** Opening Records supplied block **

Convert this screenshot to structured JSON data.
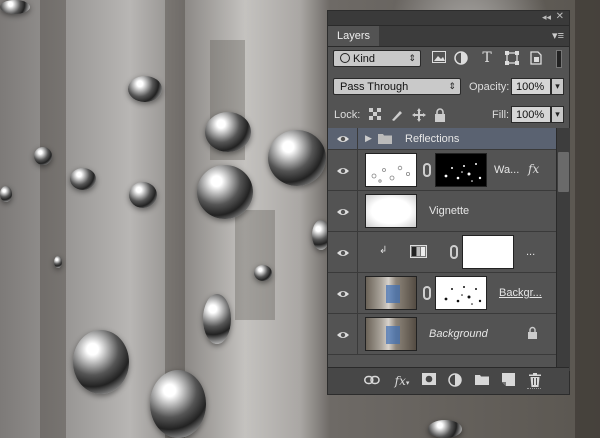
{
  "panel": {
    "tab_label": "Layers",
    "collapse_glyph": "◂◂",
    "close_glyph": "✕",
    "menu_glyph": "▾≡"
  },
  "filter": {
    "kind_label": "Kind",
    "kind_icon": "search-icon",
    "filter_icons": [
      "image-filter-icon",
      "adjustment-filter-icon",
      "type-filter-icon",
      "shape-filter-icon",
      "smart-object-filter-icon"
    ]
  },
  "blend": {
    "mode": "Pass Through",
    "opacity_label": "Opacity:",
    "opacity_value": "100%"
  },
  "lock": {
    "label": "Lock:",
    "fill_label": "Fill:",
    "fill_value": "100%",
    "icons": [
      "lock-transparent-icon",
      "lock-image-icon",
      "lock-position-icon",
      "lock-all-icon"
    ]
  },
  "layers": [
    {
      "name": "Reflections",
      "type": "group",
      "selected": true
    },
    {
      "name": "Wa...",
      "type": "smart-masked",
      "has_fx": true,
      "fx_label": "fx"
    },
    {
      "name": "Vignette",
      "type": "fill"
    },
    {
      "name": "...",
      "type": "adjustment-clipped"
    },
    {
      "name": "Backgr...",
      "type": "photo-masked"
    },
    {
      "name": "Background",
      "type": "background",
      "locked": true
    }
  ],
  "bottom_icons": [
    "link-layers-icon",
    "fx-icon",
    "add-mask-icon",
    "new-adjustment-icon",
    "new-group-icon",
    "new-layer-icon",
    "delete-layer-icon"
  ],
  "fx_symbol": "fx",
  "colors": {
    "panel_bg": "#535353",
    "selected_row": "#5a6271",
    "field_bg": "#c9c9c9"
  }
}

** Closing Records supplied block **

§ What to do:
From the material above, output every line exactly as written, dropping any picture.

§ Solution below:
Convert this screenshot to structured JSON data.
{
  "panel": {
    "tab_label": "Layers",
    "collapse_glyph": "◂◂",
    "close_glyph": "✕",
    "menu_glyph": "▾≡"
  },
  "filter": {
    "kind_label": "Kind",
    "kind_icon": "search-icon",
    "filter_icons": [
      "image-filter-icon",
      "adjustment-filter-icon",
      "type-filter-icon",
      "shape-filter-icon",
      "smart-object-filter-icon"
    ]
  },
  "blend": {
    "mode": "Pass Through",
    "opacity_label": "Opacity:",
    "opacity_value": "100%"
  },
  "lock": {
    "label": "Lock:",
    "fill_label": "Fill:",
    "fill_value": "100%",
    "icons": [
      "lock-transparent-icon",
      "lock-image-icon",
      "lock-position-icon",
      "lock-all-icon"
    ]
  },
  "layers": [
    {
      "name": "Reflections",
      "type": "group",
      "selected": true
    },
    {
      "name": "Wa...",
      "type": "smart-masked",
      "has_fx": true,
      "fx_label": "fx"
    },
    {
      "name": "Vignette",
      "type": "fill"
    },
    {
      "name": "...",
      "type": "adjustment-clipped"
    },
    {
      "name": "Backgr...",
      "type": "photo-masked"
    },
    {
      "name": "Background",
      "type": "background",
      "locked": true
    }
  ],
  "bottom_icons": [
    "link-layers-icon",
    "fx-icon",
    "add-mask-icon",
    "new-adjustment-icon",
    "new-group-icon",
    "new-layer-icon",
    "delete-layer-icon"
  ],
  "fx_symbol": "fx",
  "colors": {
    "panel_bg": "#535353",
    "selected_row": "#5a6271",
    "field_bg": "#c9c9c9"
  }
}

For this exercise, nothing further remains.